■ Exercise goal ■
The expected output is a copy of every line in the records with the string "Show".

------------------------------------

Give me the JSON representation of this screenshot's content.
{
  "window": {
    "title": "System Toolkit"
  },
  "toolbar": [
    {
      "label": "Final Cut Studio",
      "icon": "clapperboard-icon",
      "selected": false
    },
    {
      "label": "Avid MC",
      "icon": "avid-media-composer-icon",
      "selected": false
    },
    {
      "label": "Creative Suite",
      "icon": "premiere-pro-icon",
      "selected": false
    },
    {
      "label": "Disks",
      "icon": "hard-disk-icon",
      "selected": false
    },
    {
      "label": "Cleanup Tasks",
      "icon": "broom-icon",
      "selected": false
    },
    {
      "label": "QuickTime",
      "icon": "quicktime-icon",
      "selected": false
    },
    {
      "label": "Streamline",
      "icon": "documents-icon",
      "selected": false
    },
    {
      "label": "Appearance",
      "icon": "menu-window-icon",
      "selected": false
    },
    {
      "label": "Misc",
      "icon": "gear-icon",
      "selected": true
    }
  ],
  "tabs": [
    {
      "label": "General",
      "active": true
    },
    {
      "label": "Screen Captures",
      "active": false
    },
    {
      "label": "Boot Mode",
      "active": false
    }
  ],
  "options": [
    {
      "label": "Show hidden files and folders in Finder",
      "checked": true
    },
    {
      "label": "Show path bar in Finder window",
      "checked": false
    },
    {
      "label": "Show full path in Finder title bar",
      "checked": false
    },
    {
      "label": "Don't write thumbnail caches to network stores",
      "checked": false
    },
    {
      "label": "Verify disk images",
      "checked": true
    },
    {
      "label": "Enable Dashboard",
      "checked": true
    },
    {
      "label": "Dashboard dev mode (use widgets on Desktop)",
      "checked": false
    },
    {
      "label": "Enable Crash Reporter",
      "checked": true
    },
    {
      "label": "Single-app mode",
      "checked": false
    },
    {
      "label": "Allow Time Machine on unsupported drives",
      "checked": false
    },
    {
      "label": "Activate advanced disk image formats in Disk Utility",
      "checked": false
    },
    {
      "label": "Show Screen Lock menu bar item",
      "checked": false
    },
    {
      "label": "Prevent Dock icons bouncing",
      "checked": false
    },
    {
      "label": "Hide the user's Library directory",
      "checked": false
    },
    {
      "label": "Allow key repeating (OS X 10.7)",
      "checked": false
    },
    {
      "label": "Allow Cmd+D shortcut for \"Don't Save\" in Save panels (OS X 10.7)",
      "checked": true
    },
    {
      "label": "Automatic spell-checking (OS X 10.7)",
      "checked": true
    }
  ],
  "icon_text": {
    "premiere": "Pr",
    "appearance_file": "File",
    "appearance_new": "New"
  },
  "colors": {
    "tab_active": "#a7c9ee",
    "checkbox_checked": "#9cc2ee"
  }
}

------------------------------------

■ Response below ■
      "label": "Show hidden files and folders in Finder",
      "label": "Show path bar in Finder window",
      "label": "Show full path in Finder title bar",
      "label": "Show Screen Lock menu bar item",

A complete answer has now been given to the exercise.